“He was excellent company: warm, witty and with a good sense of humour. He was quiet and unassuming, but he also had an aura of authority. He told us of an incident at an exhibition opening that left him shocked: a young black artist kneeled in front of him and asked Peter to bless him.”
Artist and cultural activist Lionel Davis, who had also known Mr Clarke for decades, added: “Becoming an artist was an unusual path to follow for someone coming from an impoverished community. But he followed his dream with great single-mindedness, disregarding the many obstacles in his way. This strength of vision and character makes him a role model for the younger generation.”
Another close family friend Mary Kindo, whose family was also uprooted from Simon’s Town and sent to Ocean View during apartheid, said Mr Clarke had mentored many young and upcoming artists. “He would offer his time and talent unselfishly and never turned away anyone who came to his door for advice or pupils doing an assignment about his life story, art or writing.”
She said Mr Clarke had been recycling materials long before it had become fashionable. “Nothing was wasted, all paper, tickets of any kind, card, wood, glass, he would reuse to create art out of them all.”
He was generous with his art and his time, she said.
“Peter did not drive or own a car, he would use public transport, many family, friends and acquaintances often offered to drive him to wherever he needed to be. He took nothing for granted. Whether you gave him a lift, invited him to visit to enjoy a cup of tea or drink, or shared good conversation, he would always show his appreciation by gifting the person with one of his art pieces. This he did throughout his lifetime, especially within his community of Simon’s Town and later in Ocean View,” said Ms Kindo, who returned to Simon’s Town in 2003.
She said Mr Clarke should be remembered for his courage and determination to not give up on his dream despite the odds stacked against him during apartheid. “There is so much the next generation can and should learn from his work and life story.”
Richard Clarke said his brother found inspiration in the community of Ocean View where he also lives. “He never wanted to move from here, for the simple reason that he felt part of the community.

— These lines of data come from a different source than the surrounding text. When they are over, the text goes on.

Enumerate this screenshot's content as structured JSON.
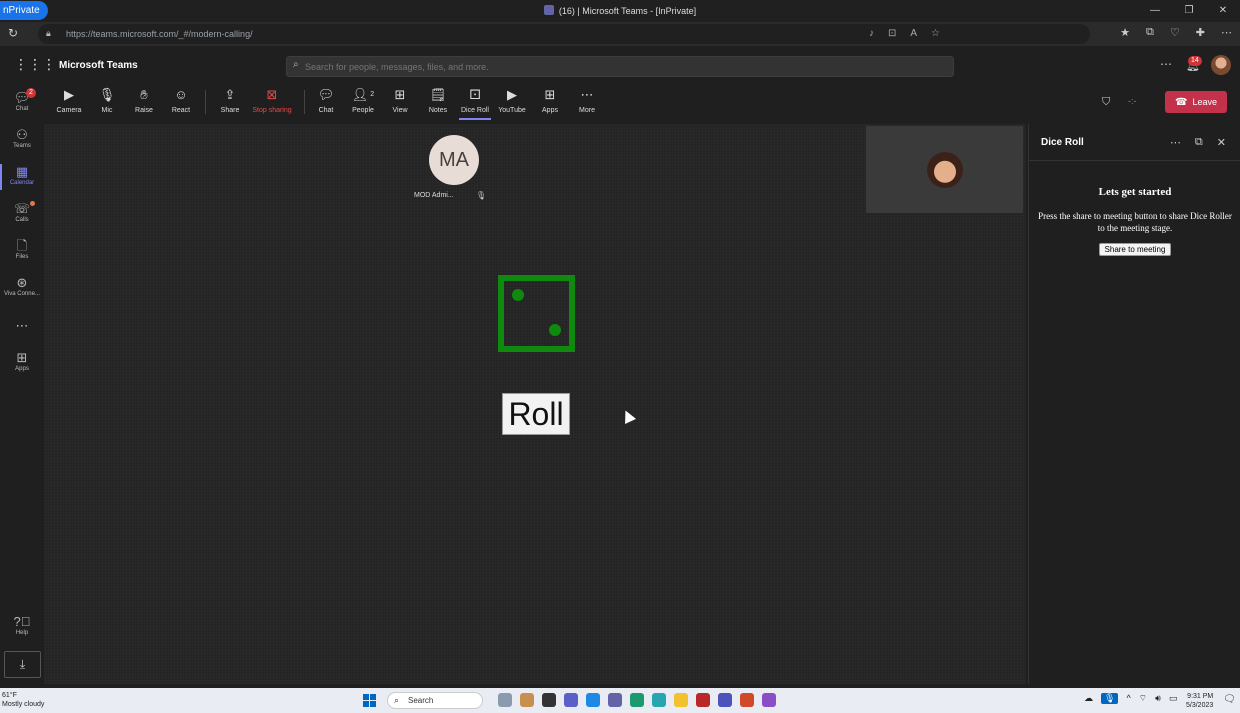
{
  "browser": {
    "mode_badge": "nPrivate",
    "tab_title": "(16) | Microsoft Teams - [InPrivate]",
    "url": "https://teams.microsoft.com/_#/modern-calling/",
    "window_controls": {
      "minimize": "—",
      "restore": "❐",
      "close": "✕"
    }
  },
  "teams": {
    "app_name": "Microsoft Teams",
    "search_placeholder": "Search for people, messages, files, and more.",
    "notification_count": "14"
  },
  "rail": {
    "items": [
      {
        "label": "Chat",
        "icon": "chat-icon",
        "badge": "2"
      },
      {
        "label": "Teams",
        "icon": "teams-icon"
      },
      {
        "label": "Calendar",
        "icon": "calendar-icon",
        "active": true
      },
      {
        "label": "Calls",
        "icon": "calls-icon"
      },
      {
        "label": "Files",
        "icon": "files-icon"
      },
      {
        "label": "Viva Conne...",
        "icon": "viva-icon"
      },
      {
        "label": "Apps",
        "icon": "apps-icon"
      },
      {
        "label": "Help",
        "icon": "help-icon"
      }
    ]
  },
  "toolbar": {
    "camera": "Camera",
    "mic": "Mic",
    "raise": "Raise",
    "react": "React",
    "share": "Share",
    "stop_sharing": "Stop sharing",
    "chat": "Chat",
    "people": "People",
    "people_count": "2",
    "view": "View",
    "notes": "Notes",
    "dice_roll": "Dice Roll",
    "youtube": "YouTube",
    "apps": "Apps",
    "more": "More",
    "timer": "-:-",
    "leave": "Leave"
  },
  "stage": {
    "participant_initials": "MA",
    "participant_name": "MOD Admi...",
    "die_value": 2,
    "roll_label": "Roll"
  },
  "panel": {
    "title": "Dice Roll",
    "heading": "Lets get started",
    "description": "Press the share to meeting button to share Dice Roller to the meeting stage.",
    "share_button": "Share to meeting"
  },
  "taskbar": {
    "temperature": "61°F",
    "weather": "Mostly cloudy",
    "search": "Search",
    "time": "9:31 PM",
    "date": "5/3/2023"
  }
}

“He was one who would stand by the fence, people would come past, and in his mind he would take a photograph, and then he would sketch what was in the road: anything that would pass, even if a feather blew past.”

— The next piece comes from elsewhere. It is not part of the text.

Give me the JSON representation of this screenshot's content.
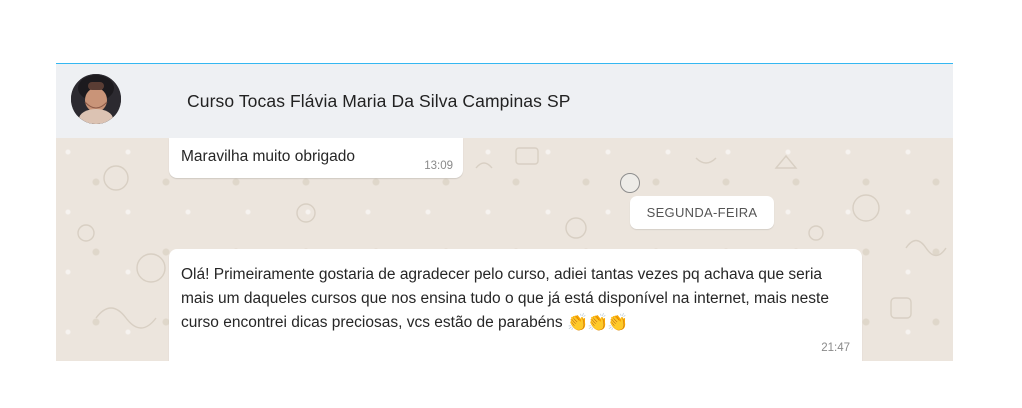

Mr Clarke said among the works he owns of his brother’s is a pencil and watercolour painting of himself, Portrait of Richard Clarke, 1946.
He said his brother always had time for other people, was very helpful and had given art classes for the youth at Ocean View library.
In the book Listening to Distant Thunder, The art of Peter Clarke, by Philippa Hobbs and Elizabeth Rankin, first published by the Standard Bank of South Africa in 2011, they note: “As a man who suffered forced removal, one of the worst indignities apartheid imposed on South African people, Clarke had first-hand experience of oppression and was acutely aware of the injustices of his country. Rather than take up arms in the struggle, however, he worked in the belief of the liberating effect of cultural engagement, which created its own kind of resistance. His drawings, paintings and prints are lacking in bitterness: instead they probe South African experience, offering celebration of its joys as well as its ironies, and also a cautionary ‘distant thunder’ of human greed and trauma.
“Peter Clarke was above all a humanist. He was committed to the notion of a shared experience of art, one that has the power to dignify the lives of those subjected to the indignity of social oppression; hence his devoting time to making art accessible by teaching children and organising exhibitions in townships such as Ocean View.”
In honour of Peter Clarke, the Frank Joubert Art Centre, in Newlands, was renamed the Peter Clarke Art Centre in 2016.
Mr Clarke was awarded the Order of Ikhamanga by former president Thabo Mbeki in 2005 for his contribution to South African art and culture.